Sara Radamus attains Middlebury College’s highest athletic achievement
MIDDLEBURY, Vermont — Sara Radamus learned last week that she will be inducted into the Middlebury College Hall of Fame this year for her achievements in skiing and tennis while she was a student there. The Ski & Snowboard Club Vail head alpine coach was a member of the class of 1979 at Middlebury.
“To be considered Hall of Fame worthy is unbelievable,” Radamus said.
Before attending Middlebury, Radamus was a member of the first graduating class of Stratton Mountain School, also in Vermont. In selecting a college, she said she was looking for something small with a good academic program. She also wanted to attend a school where she could play tennis and ski competitively.
“I knew Middlebury would give me a chance to pursue my athletics while I was fully engaged in new and challenging studies,” she said. “Middlebury College embraced and fully supported its women’s teams, which made a huge difference to my athletic successes and my academic standing.”
Radamus went on to become a top-four finisher in the slalom three times, while placing in the top five of the giant slalom during all four years. Her top performance came during her senior year in 1979, when she won the national championship in the giant slalom.
A four-year member of the women’s tennis team, Radamus played in the No. 1 or 2 spot for the Panthers during her time on the courts. She was also a captain during her junior and senior seasons. She was named the College Competitor of the Year by Ski Racing Magazine, while earning the Broderick Award for the Most Outstanding Achievement for Alpine Skiing in Women’s Intercollegiate Athletics. Radamus also served as an alpine team captain for three consecutive years.
She was also an all-American ski racer all four years at Middlebury, but during her senior year it nearly didn’t happen, she recalls in a memory from her fourth year at College Nationals.
“I had been a three-time All American and knew I had a good chance to repeat and even perhaps take the top spot,” she recalls. “I was sitting in a disappointing fifth place after the first run. My coach was nervous and said, ‘If you just make it to the finish, our team will win the national title.’ OK, moment of truth for me. I looked at the coach and said: ‘Well, I’m going to go for it. I’ll either win or I’ll fall.’ You should have seen the look on his face; I did go for it and fortunately it worked out as I did end up on the top of the podium. Yup, coach was happy, and we did win the national title.”

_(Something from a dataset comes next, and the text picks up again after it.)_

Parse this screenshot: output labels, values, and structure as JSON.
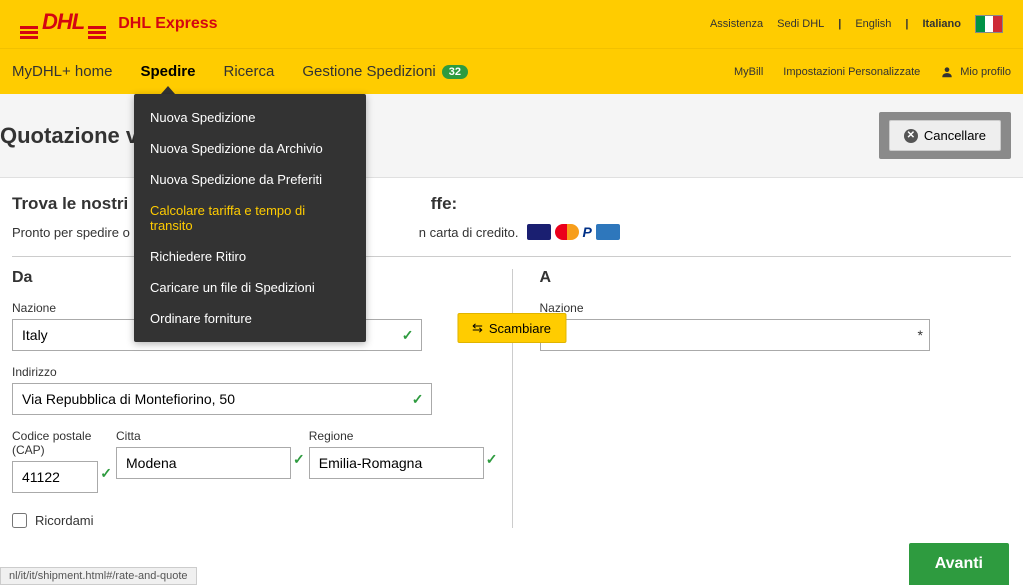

Radamus went on to herself become a coach, beginning in 1982 when she was the women’s Nor Am coach at Ski & Snowboard Club Vail working with the club’s top women racers. From 1983-86, she was the head J2 coach for both men and women before leaving for the Steamboat Springs Winter Sports Club where she held the same position until 1991. From 1991-94, Radamus was the head women’s coach at Steamboat Springs Winter Sports Club where she also served as the director of recruiting for the newly implemented ski racing program at the Lowell Whiteman School. From 1994-2009, Sara worked with a number of athletes as a private coach in Vail and Park City. In 2010, she returned to the Ski &Snowboard Club Vail alpine staff full time as assistant J3 coach.
When her athletes need to choose a school to attend, she always recommends Middlebury.
“Over the past 30 years of recommending my alma mater to athletes who have asked, I would say I am proud of all of them,” she said. “To name a few — Nate Bryan, Davy Bryan, Randi Borgen, Christophe Neiderhauser, Mary Sackbauer, Bryan Shpall, Bobby Poehling, Krissie Poehling — so many incredible people.”
Radamus said part of the secret to Middlebury’s success is in something other schools will never be able to duplicate — its geography.
“Middlebury College is fortunate to have its own ski area, Middlebury College Snow Bowl,” Radamus said. “This helps draw many great racers but, even more so, many avid skiers to attend school in Middlebury. Many of the graduates have gone on to open ski shops, become coaches for clubs, national teams and colleges, work for ski companies, as well as at ski resorts around the world. The ski industry certainly has benefited from Middlebury’s alumni. And equally the alumni have benefited with a passion for skiing encouraged at Middlebury.”
The induction ceremony for Radamus will be held on Saturday, Nov. 5.
We all know Eagle County is short on workforce housing. But a recent report shows there are still barriers to building.